The Alliance for Sound Nuclear Policy, as part of its pro-Yucca campaign, ran a full-page ad in the Seattle Times on Sunday, June 2, showing a full-color photograph of Mt. Rainier reflected in an idyllic alpine lake with the caption, “Store nuclear waste here in Washington—or in the remote Nevada desert? It’s the U.S. Senate’s call.” The Alliance is a coalition that includes the Nuclear Energy Institute, the nuclear power industry’s top lobby outfit and a leading Yucca advocate in Washington. Their divisive propaganda ironically illustrates the transparent truth that nuclear waste is not safe anywhere and that level-headed communities should want it as far away from their families as possible. Nevada, with its population of over two million and its great swaths of natural wonders and pristine beauty, is cynically assumed to be a “wasteland” instead of a sovereign state of the Union that fears the same dangers to its citizenry as Washington. That is frankly immoral. In fact, given the state’s history as the site of aboveground nuclear tests in the 1950s, Nevadans are more than aware of the incalculable risks of an imperfectly understood science unleashed on a populace; just ask the Downwinders, victims of disease from the Nevada Test Site’s radioactive fallout.

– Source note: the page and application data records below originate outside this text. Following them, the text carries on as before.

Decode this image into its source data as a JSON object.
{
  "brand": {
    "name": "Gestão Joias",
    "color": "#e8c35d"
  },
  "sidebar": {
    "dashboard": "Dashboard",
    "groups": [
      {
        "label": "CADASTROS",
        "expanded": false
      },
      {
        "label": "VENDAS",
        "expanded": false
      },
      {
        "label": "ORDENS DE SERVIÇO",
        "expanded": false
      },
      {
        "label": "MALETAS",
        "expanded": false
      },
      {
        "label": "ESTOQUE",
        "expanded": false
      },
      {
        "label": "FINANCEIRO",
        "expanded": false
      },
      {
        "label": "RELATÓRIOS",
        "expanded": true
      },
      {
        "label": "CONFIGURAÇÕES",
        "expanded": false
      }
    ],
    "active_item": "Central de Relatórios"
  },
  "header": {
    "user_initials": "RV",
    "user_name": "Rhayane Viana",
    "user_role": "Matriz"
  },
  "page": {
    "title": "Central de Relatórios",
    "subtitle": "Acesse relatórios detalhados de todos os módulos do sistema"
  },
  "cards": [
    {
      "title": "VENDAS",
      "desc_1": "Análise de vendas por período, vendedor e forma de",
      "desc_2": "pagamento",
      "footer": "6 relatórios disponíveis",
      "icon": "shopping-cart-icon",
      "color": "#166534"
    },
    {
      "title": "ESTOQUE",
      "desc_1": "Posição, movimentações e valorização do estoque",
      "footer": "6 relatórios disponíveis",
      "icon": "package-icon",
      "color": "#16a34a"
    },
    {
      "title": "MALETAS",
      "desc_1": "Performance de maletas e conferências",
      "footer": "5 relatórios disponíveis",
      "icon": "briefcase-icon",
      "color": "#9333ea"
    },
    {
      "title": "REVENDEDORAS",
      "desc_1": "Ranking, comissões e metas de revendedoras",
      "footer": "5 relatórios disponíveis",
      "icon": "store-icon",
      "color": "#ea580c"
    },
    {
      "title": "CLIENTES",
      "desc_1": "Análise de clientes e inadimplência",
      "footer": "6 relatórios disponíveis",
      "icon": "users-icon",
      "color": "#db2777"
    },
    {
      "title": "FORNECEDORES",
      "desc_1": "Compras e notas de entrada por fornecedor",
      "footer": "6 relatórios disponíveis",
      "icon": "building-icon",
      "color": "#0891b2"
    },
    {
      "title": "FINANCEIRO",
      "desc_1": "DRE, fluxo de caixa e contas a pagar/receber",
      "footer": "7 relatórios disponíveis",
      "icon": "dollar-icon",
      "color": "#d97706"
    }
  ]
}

The real debate before Congress was the future of nuclear energy. The nuclear industry had to convince the American public that there is a viable solution for radioactive waste in order to maintain its position that nuclear energy, and not renewable energy, is the “sound” economic path for our nation to follow. The decision made by Congress has serious consequences for the fate of our country. The health and safety of Americans now hinge upon a technology that is unproven and scientifically specious even in the minds of those who initially welcomed it. The patently false pretenses that Yucca Mountain will, as President Bush also stated in his appeal, “enhance the safety and security of the nation as a whole,” and that the repository will enable existing military installations and reactor sites to rid themselves of waste as they continue to produce it (presumably in greater volume then ever before, inspired by the Cloud Cuckoo Land of an inviolable radioactive graveyard) is the wishful thinking of a society that cannot face the consequences of its reliance on a highly dangerous and toxic energy source. The dream of atomic energy that has both enabled us to become the world’s only superpower and will assuage our insatiable needs for unbounded material consumption has a dark side that can no longer be hidden or ignored. Industrial capitalism and its dependence on natural resources has relegated wilderness to diminishing, isolated pockets that are, in essence, zoos for the remaining natural world.
The “remote Nevada desert” where Yucca Mountain lies is 90 miles from Las Vegas, one of the fastest growing cities in America, with a population of 1.5 million and 35 million visitors each year. Now that Yucca Mountain is mandated, there will be an estimated seven to 10 shipments a day coming through Las Vegas for at least 34 years in order to transport the 95,000 shipments it will take to relocate the 77,000 tons of high-level waste. That’s what the rest of the country is willing to risk passing through their hometowns in order to be rid of it themselves. But how can you be rid of something that will continue to pour out of existing and new-generation nuclear power plants, in ever-increasing quantities, now that the “final solution” for the waste has been provided?
The not-so-vast "deserts" of our world are no longer remote enough to be truly outside our economically and environmentally globalized society. These areas deserve to be protected from us and for us.